[Exercise materials]:

+++++

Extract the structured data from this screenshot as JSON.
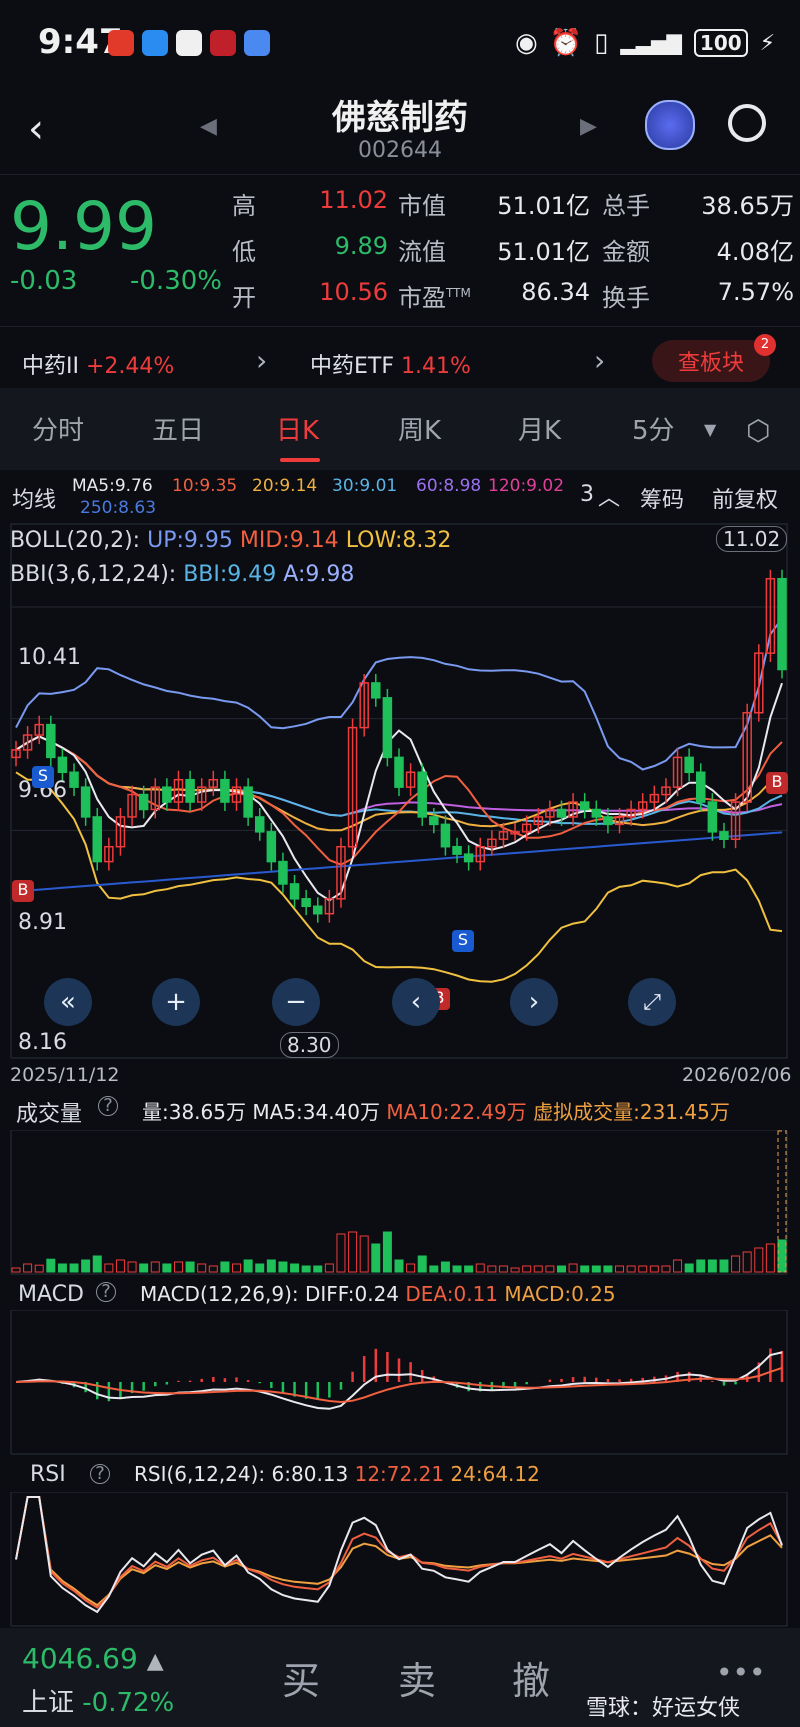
{
  "status": {
    "time": "9:47",
    "battery": "100"
  },
  "header": {
    "title": "佛慈制药",
    "code": "002644"
  },
  "quote": {
    "price": "9.99",
    "change": "-0.03",
    "change_pct": "-0.30%",
    "rows": [
      {
        "l1": "高",
        "v1": "11.02",
        "l2": "市值",
        "v2": "51.01亿",
        "l3": "总手",
        "v3": "38.65万"
      },
      {
        "l1": "低",
        "v1": "9.89",
        "l2": "流值",
        "v2": "51.01亿",
        "l3": "金额",
        "v3": "4.08亿"
      },
      {
        "l1": "开",
        "v1": "10.56",
        "l2": "市盈",
        "l2sup": "TTM",
        "v2": "86.34",
        "l3": "换手",
        "v3": "7.57%"
      }
    ]
  },
  "sector": {
    "name1": "中药II",
    "pct1": "+2.44%",
    "name2": "中药ETF",
    "pct2": "1.41%",
    "button": "查板块",
    "badge": "2"
  },
  "tabs": [
    "分时",
    "五日",
    "日K",
    "周K",
    "月K",
    "5分"
  ],
  "ma_bar": {
    "label": "均线",
    "items": [
      {
        "t": "MA5:9.76",
        "c": "#e8e8ee"
      },
      {
        "t": "10:9.35",
        "c": "#f06040"
      },
      {
        "t": "20:9.14",
        "c": "#f0b040"
      },
      {
        "t": "30:9.01",
        "c": "#5ab4e6"
      },
      {
        "t": "60:8.98",
        "c": "#c060e0"
      },
      {
        "t": "120:9.02",
        "c": "#e0409a"
      }
    ],
    "ma250": "250:8.63",
    "count": "3",
    "chip": "筹码",
    "adjust": "前复权"
  },
  "kline": {
    "boll": {
      "prefix": "BOLL(20,2):",
      "up": "UP:9.95",
      "mid": "MID:9.14",
      "low": "LOW:8.32"
    },
    "bbi": {
      "prefix": "BBI(3,6,12,24):",
      "bbi": "BBI:9.49",
      "a": "A:9.98"
    },
    "ylabels": [
      "10.41",
      "9.66",
      "8.91",
      "8.16"
    ],
    "high_label": "11.02",
    "low_label": "8.30",
    "date_start": "2025/11/12",
    "date_end": "2026/02/06",
    "sell_mark": "S",
    "buy_mark": "B"
  },
  "volume": {
    "label": "成交量",
    "info": "量:38.65万 MA5:34.40万",
    "ma10": "MA10:22.49万",
    "virtual": "虚拟成交量:231.45万"
  },
  "macd": {
    "label": "MACD",
    "params": "MACD(12,26,9):",
    "diff": "DIFF:0.24",
    "dea": "DEA:0.11",
    "macd": "MACD:0.25"
  },
  "rsi": {
    "label": "RSI",
    "params": "RSI(6,12,24):",
    "r6": "6:80.13",
    "r12": "12:72.21",
    "r24": "24:64.12"
  },
  "index": {
    "value": "4046.69",
    "name": "上证",
    "pct": "-0.72%"
  },
  "actions": {
    "buy": "买",
    "sell": "卖",
    "cancel": "撤"
  },
  "watermark": "雪球：好运女侠",
  "chart_data": {
    "type": "candlestick",
    "price_axis_labels": [
      10.41,
      9.66,
      8.91,
      8.16
    ],
    "closes": [
      9.45,
      9.55,
      9.62,
      9.4,
      9.3,
      9.2,
      9.0,
      8.7,
      8.8,
      9.0,
      9.15,
      9.05,
      9.2,
      9.1,
      9.25,
      9.1,
      9.2,
      9.25,
      9.1,
      9.2,
      9.0,
      8.9,
      8.7,
      8.55,
      8.45,
      8.4,
      8.35,
      8.45,
      8.8,
      9.6,
      9.9,
      9.8,
      9.4,
      9.2,
      9.3,
      9.0,
      8.95,
      8.8,
      8.75,
      8.7,
      8.8,
      8.85,
      8.9,
      8.9,
      8.95,
      9.0,
      9.05,
      9.0,
      9.1,
      9.05,
      9.0,
      8.95,
      9.0,
      9.05,
      9.1,
      9.15,
      9.2,
      9.4,
      9.3,
      9.1,
      8.9,
      8.85,
      9.1,
      9.7,
      10.1,
      10.6,
      9.99
    ],
    "high": 11.02,
    "low": 8.3
  }
}
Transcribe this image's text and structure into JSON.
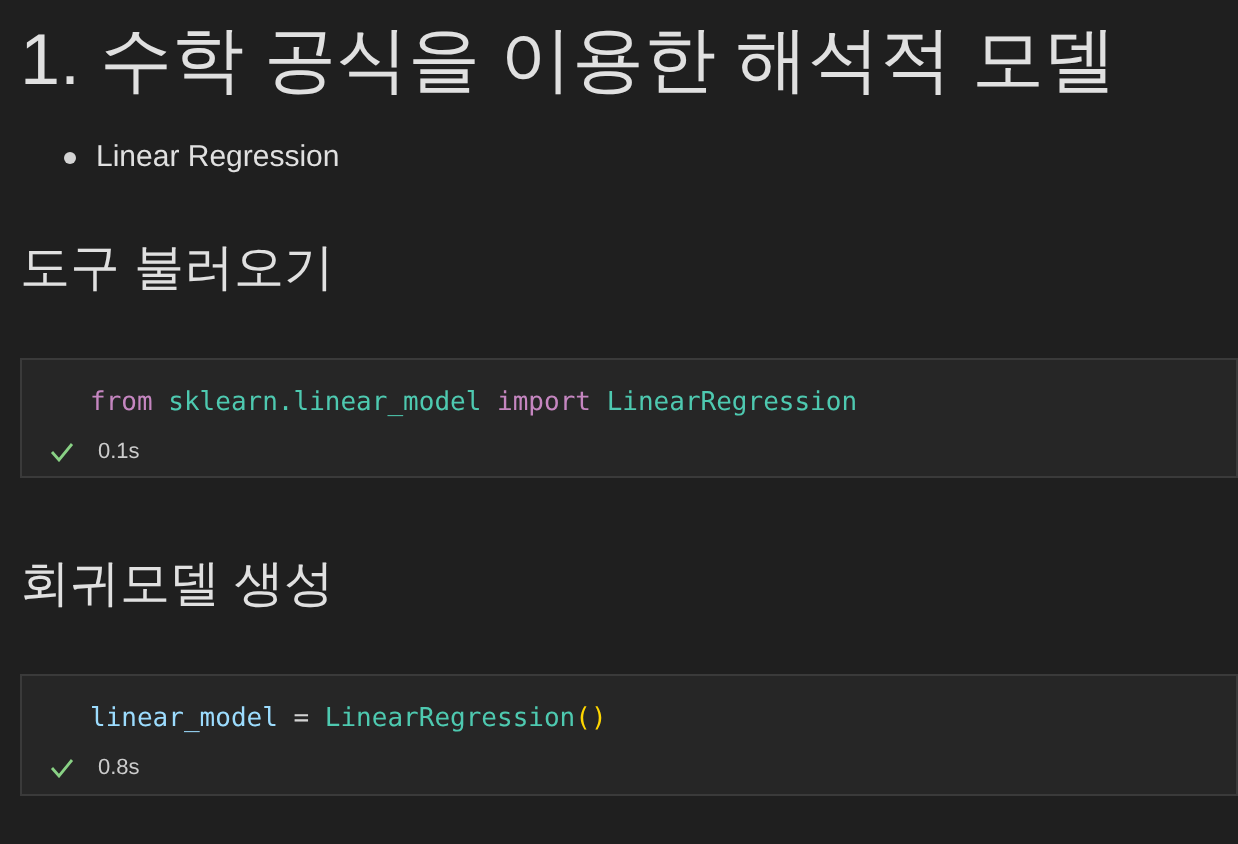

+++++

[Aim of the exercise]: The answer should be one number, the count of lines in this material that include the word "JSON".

[Output for this task]: 2